12. Shoulder: Edge of the tire that transitions from the tread to the sidewall. The shoulder provides continuous contact with the road or trail (unless you are into jumping your Jeep). The shoulder and treads on the shoulder are important for steering, traction, and stopping.
13. Bead bundle: The part of the tire that seats on the wheel—made of rubber, textile, and a steel band that keeps the bead from stretching.
14. Bead protector: A lip or thick area of rubber just outside of the bead of the tire. This additional rubber helps protect the lip of the wheel from damage from curbs or trail debris.
15. Asymmetrical tread: Different tread profiles across the width of the tire (think Goodyear MT/R with Kevlar). These tires have an inside width of tread and an outside width of tread that differ in design, or differing left and right halves.
16. Directional tread: Designed to rotate in one direction.
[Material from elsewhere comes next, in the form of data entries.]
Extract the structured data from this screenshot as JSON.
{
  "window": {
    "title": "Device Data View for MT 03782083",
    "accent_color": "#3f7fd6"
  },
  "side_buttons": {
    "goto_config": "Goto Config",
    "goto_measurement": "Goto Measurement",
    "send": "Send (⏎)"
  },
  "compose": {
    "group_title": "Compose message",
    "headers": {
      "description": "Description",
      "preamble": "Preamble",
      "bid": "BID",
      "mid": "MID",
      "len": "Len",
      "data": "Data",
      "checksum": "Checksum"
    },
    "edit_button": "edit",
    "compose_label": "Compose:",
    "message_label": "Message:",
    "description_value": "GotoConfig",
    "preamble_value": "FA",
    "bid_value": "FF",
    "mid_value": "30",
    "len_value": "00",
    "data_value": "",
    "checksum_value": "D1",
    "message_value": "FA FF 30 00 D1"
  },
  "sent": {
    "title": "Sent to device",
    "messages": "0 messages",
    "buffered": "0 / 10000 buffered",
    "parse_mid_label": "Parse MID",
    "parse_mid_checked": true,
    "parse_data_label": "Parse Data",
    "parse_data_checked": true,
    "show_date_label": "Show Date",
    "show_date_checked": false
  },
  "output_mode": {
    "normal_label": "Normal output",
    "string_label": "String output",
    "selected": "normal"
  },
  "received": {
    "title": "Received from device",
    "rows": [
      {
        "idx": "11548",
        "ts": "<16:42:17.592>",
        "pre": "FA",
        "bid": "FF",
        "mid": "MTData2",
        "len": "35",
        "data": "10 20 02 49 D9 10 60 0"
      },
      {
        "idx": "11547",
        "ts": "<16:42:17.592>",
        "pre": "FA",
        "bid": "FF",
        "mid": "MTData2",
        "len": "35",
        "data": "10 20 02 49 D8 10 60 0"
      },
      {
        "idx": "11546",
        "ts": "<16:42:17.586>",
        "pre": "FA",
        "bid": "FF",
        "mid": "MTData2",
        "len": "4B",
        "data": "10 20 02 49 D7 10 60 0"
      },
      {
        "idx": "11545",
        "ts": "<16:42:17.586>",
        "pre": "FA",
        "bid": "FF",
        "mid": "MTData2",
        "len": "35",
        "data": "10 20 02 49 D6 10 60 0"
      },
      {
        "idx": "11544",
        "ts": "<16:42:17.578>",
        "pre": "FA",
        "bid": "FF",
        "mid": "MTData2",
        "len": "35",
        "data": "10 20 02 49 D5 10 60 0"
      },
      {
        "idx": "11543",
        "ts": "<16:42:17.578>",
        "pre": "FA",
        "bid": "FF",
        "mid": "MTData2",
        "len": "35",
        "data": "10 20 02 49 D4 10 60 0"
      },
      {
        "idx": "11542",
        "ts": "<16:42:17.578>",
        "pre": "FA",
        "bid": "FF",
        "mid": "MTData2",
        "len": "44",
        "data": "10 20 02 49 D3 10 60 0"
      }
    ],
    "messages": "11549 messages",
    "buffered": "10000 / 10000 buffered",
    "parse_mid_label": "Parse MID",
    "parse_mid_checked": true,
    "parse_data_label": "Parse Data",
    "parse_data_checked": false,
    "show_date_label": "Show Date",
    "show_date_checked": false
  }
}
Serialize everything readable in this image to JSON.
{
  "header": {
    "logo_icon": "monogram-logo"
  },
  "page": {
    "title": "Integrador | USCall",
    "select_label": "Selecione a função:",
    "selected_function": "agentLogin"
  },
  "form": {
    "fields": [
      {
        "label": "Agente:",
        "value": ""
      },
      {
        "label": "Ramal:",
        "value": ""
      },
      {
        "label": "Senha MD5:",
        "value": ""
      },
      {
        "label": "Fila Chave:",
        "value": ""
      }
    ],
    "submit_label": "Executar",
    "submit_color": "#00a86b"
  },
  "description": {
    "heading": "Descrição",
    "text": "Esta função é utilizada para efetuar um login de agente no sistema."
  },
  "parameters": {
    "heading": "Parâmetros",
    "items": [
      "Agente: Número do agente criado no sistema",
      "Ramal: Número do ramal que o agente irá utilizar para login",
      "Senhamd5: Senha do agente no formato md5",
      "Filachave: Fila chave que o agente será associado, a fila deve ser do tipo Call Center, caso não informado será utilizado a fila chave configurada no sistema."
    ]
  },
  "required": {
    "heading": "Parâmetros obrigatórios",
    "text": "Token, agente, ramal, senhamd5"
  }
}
Think chevron treads of a tractor tire, Baja Claws, Boggers, Yokohama Geolanders and so on. These tires provide maximum traction when rotating forward and can dig excessively when reversing.
17. Symmetrical tread: Both sides, left and right halves of the tread are the same.
Reading a Sidewall
Have you ever looked at the side of a tire and seen something like LT295/70R17 123R and wondered what the hell all that means? If so, you are not alone. There is a ton of info about a tire on its sidewall, including diameter, wheel size, speed rating, weight rating, inflation information, DOT numbers, direction of rotation, how the tire should be mounted, and so on. Here is a little info on how to get the info out of all those numbers letters and maybe a symbol or two.
Metric tire sizing: LT295/70R17 123R The formula is (tire type (P for passenger, LT for light truck)) (section width)/(aspect ratio) (construction) (wheel size) (other numbers will be load rating followed by speed rating)
Standard sizing: 35x12.50R15LT 113Q The formula is (tire diameter) x (tire width)(construction)(wheel size) (tire type (P for passenger, LT for light truck)) (other numbers will be load rating followed by speed rating)
DOT Number: There is a lot of info in a DOT number, including a manufacturer’s code, batch number, and when the tire was made. We focus on the last two numbers, which indicates the year the tire was made. As tires age they get more brittle, and some tire shops won’t mount older tires on your wheels for legal reasons.
M+S: Indicates a mud and snow designation. This means it has a higher void ratio, or larger gaps between tread for better traction in looser materials, and can be used in all-seasons, such as an all-weather tire.
Snowflake: Indicates a minimum performance requirement in a snow tire test. That’s good if you plan on encountering snow with your Jeep.
Ply rating: This indicates the number of plies used in the construction of the tire usually this information is self explanatory and says the number of plies on the sidewall and tread. Some tires use a letter designation: B is 4 plies, C is 6 plies, D is 8 plies.